I was in the band in high school. For a lot of people, that's all they need or want to know about my personality. It explains everything: Nerd. Geek. That sort of thing. For those who dig a little deeper, they find that it's still a basic truth inside of me. I learned to be part of a group. I was intensely loyal. The friends I made back then are the ones who stood up at my wedding, and even though I haven't picked up a brass instrument in decades, the connections to these folks have lasted long past our last parade together.
These intense bonds were forged, in part, by the rigor with which we all pursued our music and marching. We competed in statewide contests that were decided by tenths of a point, and the rivalries we felt with other schools' bands were as intense as anything the rest of our student body experienced on the football field or basketball court. I suppose I should be grateful for the opportunity to share these feelings with a group of likewise committed social misfits. I should be happy that our band director pushed us to higher and higher expectations, culminating in our invitation to Mexico City to perform as a part of an exchange program. When we put on our uniforms, the awkwardness we might have felt in the hallways drifted away, and we became part of something bigger: The Band.

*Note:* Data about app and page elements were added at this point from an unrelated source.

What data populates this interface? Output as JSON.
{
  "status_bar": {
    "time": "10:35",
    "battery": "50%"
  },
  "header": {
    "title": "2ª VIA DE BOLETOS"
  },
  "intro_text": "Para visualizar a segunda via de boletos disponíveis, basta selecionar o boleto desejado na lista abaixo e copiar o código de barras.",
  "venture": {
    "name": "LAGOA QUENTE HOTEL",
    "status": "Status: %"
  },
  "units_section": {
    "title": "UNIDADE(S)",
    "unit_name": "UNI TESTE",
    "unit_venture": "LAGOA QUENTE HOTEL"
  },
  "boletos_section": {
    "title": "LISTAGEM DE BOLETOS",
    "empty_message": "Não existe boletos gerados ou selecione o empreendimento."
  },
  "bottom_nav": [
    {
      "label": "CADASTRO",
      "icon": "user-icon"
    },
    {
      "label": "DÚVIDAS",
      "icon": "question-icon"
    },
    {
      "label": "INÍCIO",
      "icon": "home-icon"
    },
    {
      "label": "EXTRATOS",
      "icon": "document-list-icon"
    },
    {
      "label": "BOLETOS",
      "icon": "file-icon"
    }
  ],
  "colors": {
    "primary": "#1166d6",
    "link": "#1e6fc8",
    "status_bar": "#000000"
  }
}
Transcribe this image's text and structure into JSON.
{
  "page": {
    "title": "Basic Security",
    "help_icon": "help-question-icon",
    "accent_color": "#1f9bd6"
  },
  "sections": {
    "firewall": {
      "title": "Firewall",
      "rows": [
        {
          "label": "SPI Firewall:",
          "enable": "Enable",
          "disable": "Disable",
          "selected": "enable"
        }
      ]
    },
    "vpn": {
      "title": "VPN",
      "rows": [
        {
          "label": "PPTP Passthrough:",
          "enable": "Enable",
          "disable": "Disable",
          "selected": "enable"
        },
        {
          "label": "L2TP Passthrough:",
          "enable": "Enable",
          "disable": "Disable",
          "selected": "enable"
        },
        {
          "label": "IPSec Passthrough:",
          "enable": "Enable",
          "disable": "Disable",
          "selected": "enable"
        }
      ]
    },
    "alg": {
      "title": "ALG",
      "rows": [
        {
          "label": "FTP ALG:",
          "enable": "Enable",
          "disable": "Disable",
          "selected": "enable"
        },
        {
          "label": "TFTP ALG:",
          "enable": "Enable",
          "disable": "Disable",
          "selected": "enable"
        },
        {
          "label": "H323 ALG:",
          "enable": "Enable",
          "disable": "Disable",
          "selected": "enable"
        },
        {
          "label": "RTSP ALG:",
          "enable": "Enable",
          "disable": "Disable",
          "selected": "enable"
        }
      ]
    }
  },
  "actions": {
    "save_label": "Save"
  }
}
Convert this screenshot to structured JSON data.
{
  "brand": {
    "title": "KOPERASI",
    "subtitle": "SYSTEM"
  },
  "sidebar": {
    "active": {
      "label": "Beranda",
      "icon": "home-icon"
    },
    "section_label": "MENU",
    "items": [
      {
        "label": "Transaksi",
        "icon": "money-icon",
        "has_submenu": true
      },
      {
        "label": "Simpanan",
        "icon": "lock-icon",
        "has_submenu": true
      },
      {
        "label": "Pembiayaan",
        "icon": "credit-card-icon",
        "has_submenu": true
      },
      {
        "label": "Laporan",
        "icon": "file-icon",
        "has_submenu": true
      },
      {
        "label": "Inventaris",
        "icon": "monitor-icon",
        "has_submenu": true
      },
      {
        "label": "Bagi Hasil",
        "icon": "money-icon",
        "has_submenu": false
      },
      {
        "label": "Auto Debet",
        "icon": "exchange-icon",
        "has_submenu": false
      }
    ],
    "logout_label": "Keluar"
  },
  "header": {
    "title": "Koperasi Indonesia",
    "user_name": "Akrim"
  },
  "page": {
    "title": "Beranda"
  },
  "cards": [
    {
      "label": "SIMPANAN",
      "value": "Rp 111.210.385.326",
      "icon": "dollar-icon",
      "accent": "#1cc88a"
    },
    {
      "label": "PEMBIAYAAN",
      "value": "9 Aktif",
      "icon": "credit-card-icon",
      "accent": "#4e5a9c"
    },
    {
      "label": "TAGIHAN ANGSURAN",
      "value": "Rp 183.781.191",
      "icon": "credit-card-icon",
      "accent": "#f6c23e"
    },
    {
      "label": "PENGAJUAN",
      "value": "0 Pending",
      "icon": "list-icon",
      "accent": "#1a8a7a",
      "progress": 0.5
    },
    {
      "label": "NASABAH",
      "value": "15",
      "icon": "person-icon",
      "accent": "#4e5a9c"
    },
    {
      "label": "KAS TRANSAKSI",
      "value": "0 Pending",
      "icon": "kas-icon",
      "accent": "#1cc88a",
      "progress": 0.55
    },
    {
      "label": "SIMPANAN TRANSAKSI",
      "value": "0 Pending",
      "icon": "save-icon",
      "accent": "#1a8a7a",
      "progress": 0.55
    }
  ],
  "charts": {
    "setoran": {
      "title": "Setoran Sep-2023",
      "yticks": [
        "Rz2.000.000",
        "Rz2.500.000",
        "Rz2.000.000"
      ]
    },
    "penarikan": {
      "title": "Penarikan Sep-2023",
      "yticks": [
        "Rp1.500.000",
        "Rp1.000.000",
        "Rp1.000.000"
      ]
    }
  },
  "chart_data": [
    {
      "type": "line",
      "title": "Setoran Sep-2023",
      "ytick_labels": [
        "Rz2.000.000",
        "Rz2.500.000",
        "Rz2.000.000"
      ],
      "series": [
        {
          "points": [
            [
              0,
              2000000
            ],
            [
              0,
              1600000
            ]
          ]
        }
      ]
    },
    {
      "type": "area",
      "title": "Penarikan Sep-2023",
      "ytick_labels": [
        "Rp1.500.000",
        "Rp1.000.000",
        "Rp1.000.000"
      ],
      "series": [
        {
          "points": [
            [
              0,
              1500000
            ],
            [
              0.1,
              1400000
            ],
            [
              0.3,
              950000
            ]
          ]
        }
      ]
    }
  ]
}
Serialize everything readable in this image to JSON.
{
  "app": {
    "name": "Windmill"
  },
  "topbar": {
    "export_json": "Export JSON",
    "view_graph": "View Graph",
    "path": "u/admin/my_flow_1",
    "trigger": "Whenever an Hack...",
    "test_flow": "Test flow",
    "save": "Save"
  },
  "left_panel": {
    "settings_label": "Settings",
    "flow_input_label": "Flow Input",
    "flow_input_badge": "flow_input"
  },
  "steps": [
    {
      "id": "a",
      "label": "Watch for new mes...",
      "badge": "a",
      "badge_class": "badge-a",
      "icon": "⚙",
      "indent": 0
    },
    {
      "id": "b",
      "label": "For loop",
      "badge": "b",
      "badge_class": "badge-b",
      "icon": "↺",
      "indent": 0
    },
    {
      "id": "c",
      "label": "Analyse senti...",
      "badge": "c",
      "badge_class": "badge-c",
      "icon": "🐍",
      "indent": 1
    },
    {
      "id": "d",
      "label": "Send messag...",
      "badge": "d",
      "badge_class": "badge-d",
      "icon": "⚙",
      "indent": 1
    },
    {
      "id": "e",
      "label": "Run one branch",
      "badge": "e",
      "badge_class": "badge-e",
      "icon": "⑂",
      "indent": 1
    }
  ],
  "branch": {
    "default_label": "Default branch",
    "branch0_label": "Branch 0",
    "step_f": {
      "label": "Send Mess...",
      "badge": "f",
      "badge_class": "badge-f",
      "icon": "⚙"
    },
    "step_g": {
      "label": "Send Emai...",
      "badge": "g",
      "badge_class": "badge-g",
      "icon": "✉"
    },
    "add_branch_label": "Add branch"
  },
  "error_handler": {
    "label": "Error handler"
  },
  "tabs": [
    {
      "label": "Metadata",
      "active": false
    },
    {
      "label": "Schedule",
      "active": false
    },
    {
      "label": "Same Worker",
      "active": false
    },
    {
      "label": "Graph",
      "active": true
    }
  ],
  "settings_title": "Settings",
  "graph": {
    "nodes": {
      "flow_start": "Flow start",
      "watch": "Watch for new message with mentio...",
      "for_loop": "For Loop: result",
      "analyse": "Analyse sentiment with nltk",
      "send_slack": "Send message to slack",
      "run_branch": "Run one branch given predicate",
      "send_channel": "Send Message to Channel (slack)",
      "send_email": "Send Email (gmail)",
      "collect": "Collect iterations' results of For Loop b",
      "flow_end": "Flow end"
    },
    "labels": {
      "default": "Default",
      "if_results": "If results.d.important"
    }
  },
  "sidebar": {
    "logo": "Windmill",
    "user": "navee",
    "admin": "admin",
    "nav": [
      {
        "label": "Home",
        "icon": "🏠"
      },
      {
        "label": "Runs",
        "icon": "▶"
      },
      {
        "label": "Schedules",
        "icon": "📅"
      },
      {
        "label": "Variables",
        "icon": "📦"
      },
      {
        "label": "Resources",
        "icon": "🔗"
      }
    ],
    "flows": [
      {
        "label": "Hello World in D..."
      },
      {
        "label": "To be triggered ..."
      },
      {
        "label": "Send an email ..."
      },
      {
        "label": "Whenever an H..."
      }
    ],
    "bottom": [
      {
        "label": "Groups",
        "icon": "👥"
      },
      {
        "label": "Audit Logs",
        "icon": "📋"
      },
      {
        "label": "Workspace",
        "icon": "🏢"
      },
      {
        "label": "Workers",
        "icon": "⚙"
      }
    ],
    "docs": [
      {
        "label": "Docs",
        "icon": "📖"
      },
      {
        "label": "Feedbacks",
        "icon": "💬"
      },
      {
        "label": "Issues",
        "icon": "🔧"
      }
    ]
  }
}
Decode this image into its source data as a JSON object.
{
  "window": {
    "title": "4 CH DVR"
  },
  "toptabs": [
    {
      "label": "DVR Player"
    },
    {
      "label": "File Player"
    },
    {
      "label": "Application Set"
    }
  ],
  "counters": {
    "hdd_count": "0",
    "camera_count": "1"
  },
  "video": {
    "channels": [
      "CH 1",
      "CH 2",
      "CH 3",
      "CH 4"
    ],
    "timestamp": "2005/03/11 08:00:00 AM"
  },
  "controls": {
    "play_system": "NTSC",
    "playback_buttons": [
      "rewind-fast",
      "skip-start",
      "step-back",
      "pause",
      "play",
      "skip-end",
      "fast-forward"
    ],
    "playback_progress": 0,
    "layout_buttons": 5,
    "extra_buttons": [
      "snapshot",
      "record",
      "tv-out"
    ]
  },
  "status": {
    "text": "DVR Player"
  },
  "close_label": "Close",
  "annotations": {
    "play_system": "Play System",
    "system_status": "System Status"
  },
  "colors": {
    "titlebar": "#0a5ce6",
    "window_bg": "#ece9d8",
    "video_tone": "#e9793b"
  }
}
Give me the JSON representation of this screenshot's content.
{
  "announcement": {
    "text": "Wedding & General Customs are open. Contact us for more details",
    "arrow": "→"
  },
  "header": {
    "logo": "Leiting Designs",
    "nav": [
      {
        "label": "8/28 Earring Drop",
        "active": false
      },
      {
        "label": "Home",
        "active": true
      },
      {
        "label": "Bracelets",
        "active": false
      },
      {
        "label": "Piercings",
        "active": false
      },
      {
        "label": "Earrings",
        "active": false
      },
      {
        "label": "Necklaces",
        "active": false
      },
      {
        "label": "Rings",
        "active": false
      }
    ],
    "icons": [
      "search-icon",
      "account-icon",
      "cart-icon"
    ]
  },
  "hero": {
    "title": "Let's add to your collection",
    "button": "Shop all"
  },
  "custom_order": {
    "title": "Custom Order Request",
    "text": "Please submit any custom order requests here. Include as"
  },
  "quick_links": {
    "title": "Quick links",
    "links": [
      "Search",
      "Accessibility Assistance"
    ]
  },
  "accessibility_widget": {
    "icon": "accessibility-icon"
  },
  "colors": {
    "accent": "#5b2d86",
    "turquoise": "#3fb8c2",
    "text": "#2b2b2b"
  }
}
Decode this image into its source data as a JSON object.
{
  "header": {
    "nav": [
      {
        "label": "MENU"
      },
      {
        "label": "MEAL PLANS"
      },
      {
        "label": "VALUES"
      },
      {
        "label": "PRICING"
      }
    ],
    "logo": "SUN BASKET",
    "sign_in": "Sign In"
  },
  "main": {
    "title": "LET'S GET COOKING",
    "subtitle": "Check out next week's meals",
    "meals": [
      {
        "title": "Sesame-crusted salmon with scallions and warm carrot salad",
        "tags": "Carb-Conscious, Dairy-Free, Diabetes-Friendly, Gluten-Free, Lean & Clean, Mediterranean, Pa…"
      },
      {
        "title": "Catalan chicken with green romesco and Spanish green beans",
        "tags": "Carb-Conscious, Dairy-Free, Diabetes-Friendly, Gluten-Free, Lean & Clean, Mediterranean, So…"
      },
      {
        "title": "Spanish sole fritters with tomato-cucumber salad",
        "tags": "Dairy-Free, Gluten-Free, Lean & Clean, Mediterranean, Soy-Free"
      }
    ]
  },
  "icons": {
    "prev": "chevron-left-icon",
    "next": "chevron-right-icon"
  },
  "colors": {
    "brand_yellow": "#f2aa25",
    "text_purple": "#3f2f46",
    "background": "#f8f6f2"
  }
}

And yet, looking back now from my current position, I can't help but feel a little chagrined. As a teacher myself, I can reflect on the methods and manipulations of our band director and I wonder how I got so taken in by the hoopla. Sure, he was a motivator of young men and women, and we won our share of trophies, but I do wonder about the self-esteem of my friends and bandmates. A lot of his techniques, ridicule and sarcasm, wouldn't have sounded out of the mouth of any high school sports coach. My older brother endured and rose to the lofty rank of Drum Major. I followed in his wake and managed to get elected to the not-as-lofty rank of Pep Band President. My younger brother took the abuse for a year and had enough. He had other ways to feel good about himself, and so he went his own way. He had his taste of paramilitary organization, and he bailed. His high school buddies aren't bandies. I got married to a cymbal player. I guess that's a win for both of us.